Exercise prompt:
Could you reproduce every record below exactly as written?

==*==

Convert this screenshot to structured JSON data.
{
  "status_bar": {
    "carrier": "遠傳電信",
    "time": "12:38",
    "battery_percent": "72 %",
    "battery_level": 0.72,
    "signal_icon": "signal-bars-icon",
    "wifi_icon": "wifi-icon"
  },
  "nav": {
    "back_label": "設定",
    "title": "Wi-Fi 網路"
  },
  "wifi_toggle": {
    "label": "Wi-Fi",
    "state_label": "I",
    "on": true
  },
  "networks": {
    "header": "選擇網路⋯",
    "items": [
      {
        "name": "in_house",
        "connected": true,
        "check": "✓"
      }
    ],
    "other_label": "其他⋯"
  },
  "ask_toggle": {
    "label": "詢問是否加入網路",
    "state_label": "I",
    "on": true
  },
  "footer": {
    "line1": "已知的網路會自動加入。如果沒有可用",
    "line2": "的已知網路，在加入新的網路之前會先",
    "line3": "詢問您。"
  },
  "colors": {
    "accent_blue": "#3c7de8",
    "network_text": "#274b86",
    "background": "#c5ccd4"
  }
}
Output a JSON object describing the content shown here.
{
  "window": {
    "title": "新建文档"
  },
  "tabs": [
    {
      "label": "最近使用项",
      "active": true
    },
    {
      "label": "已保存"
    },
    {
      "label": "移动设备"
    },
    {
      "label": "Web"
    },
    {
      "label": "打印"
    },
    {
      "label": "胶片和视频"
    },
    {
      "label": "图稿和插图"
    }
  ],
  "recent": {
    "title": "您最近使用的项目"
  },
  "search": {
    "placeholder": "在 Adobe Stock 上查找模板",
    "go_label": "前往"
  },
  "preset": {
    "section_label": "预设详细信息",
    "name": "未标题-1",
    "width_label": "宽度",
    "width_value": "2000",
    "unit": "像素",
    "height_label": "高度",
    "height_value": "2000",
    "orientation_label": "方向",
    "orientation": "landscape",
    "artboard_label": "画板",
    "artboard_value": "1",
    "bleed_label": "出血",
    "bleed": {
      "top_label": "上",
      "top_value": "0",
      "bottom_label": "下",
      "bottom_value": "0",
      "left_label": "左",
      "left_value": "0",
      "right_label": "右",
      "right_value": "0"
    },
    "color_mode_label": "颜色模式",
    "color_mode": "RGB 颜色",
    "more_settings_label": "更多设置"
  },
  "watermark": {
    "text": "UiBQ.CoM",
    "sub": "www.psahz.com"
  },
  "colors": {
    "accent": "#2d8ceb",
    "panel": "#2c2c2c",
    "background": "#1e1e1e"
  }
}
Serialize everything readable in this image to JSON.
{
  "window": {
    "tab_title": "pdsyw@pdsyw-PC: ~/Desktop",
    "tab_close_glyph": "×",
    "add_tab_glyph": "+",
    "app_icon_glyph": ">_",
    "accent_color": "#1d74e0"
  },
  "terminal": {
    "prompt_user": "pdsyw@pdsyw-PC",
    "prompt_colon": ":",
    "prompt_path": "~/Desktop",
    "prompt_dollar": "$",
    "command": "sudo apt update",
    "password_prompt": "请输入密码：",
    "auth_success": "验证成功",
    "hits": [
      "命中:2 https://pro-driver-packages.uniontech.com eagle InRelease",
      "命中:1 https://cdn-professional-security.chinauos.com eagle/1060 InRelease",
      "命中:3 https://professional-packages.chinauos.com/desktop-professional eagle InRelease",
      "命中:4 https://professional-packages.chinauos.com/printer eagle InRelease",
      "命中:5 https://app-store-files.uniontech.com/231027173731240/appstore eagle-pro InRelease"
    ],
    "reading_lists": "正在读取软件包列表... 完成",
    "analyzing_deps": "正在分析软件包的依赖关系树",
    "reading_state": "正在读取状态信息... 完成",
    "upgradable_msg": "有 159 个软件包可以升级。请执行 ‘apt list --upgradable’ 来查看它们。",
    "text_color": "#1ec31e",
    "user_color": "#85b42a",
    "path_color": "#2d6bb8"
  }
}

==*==

Your response:
Convert this screenshot to structured JSON data.
{
  "status_bar": {
    "carrier": "遠傳電信",
    "time": "12:38",
    "battery_percent": "72 %",
    "battery_level": 0.72,
    "signal_icon": "signal-bars-icon",
    "wifi_icon": "wifi-icon"
  },
  "nav": {
    "back_label": "設定",
    "title": "Wi-Fi 網路"
  },
  "wifi_toggle": {
    "label": "Wi-Fi",
    "state_label": "I",
    "on": true
  },
  "networks": {
    "header": "選擇網路⋯",
    "items": [
      {
        "name": "in_house",
        "connected": true,
        "check": "✓"
      }
    ],
    "other_label": "其他⋯"
  },
  "ask_toggle": {
    "label": "詢問是否加入網路",
    "state_label": "I",
    "on": true
  },
  "footer": {
    "line1": "已知的網路會自動加入。如果沒有可用",
    "line2": "的已知網路，在加入新的網路之前會先",
    "line3": "詢問您。"
  },
  "colors": {
    "accent_blue": "#3c7de8",
    "network_text": "#274b86",
    "background": "#c5ccd4"
  }
}
Output a JSON object describing the content shown here.
{
  "window": {
    "title": "新建文档"
  },
  "tabs": [
    {
      "label": "最近使用项",
      "active": true
    },
    {
      "label": "已保存"
    },
    {
      "label": "移动设备"
    },
    {
      "label": "Web"
    },
    {
      "label": "打印"
    },
    {
      "label": "胶片和视频"
    },
    {
      "label": "图稿和插图"
    }
  ],
  "recent": {
    "title": "您最近使用的项目"
  },
  "search": {
    "placeholder": "在 Adobe Stock 上查找模板",
    "go_label": "前往"
  },
  "preset": {
    "section_label": "预设详细信息",
    "name": "未标题-1",
    "width_label": "宽度",
    "width_value": "2000",
    "unit": "像素",
    "height_label": "高度",
    "height_value": "2000",
    "orientation_label": "方向",
    "orientation": "landscape",
    "artboard_label": "画板",
    "artboard_value": "1",
    "bleed_label": "出血",
    "bleed": {
      "top_label": "上",
      "top_value": "0",
      "bottom_label": "下",
      "bottom_value": "0",
      "left_label": "左",
      "left_value": "0",
      "right_label": "右",
      "right_value": "0"
    },
    "color_mode_label": "颜色模式",
    "color_mode": "RGB 颜色",
    "more_settings_label": "更多设置"
  },
  "watermark": {
    "text": "UiBQ.CoM",
    "sub": "www.psahz.com"
  },
  "colors": {
    "accent": "#2d8ceb",
    "panel": "#2c2c2c",
    "background": "#1e1e1e"
  }
}
Serialize everything readable in this image to JSON.
{
  "window": {
    "tab_title": "pdsyw@pdsyw-PC: ~/Desktop",
    "tab_close_glyph": "×",
    "add_tab_glyph": "+",
    "app_icon_glyph": ">_",
    "accent_color": "#1d74e0"
  },
  "terminal": {
    "prompt_user": "pdsyw@pdsyw-PC",
    "prompt_colon": ":",
    "prompt_path": "~/Desktop",
    "prompt_dollar": "$",
    "command": "sudo apt update",
    "password_prompt": "请输入密码：",
    "auth_success": "验证成功",
    "hits": [
      "命中:2 https://pro-driver-packages.uniontech.com eagle InRelease",
      "命中:1 https://cdn-professional-security.chinauos.com eagle/1060 InRelease",
      "命中:3 https://professional-packages.chinauos.com/desktop-professional eagle InRelease",
      "命中:4 https://professional-packages.chinauos.com/printer eagle InRelease",
      "命中:5 https://app-store-files.uniontech.com/231027173731240/appstore eagle-pro InRelease"
    ],
    "reading_lists": "正在读取软件包列表... 完成",
    "analyzing_deps": "正在分析软件包的依赖关系树",
    "reading_state": "正在读取状态信息... 完成",
    "upgradable_msg": "有 159 个软件包可以升级。请执行 ‘apt list --upgradable’ 来查看它们。",
    "text_color": "#1ec31e",
    "user_color": "#85b42a",
    "path_color": "#2d6bb8"
  }
}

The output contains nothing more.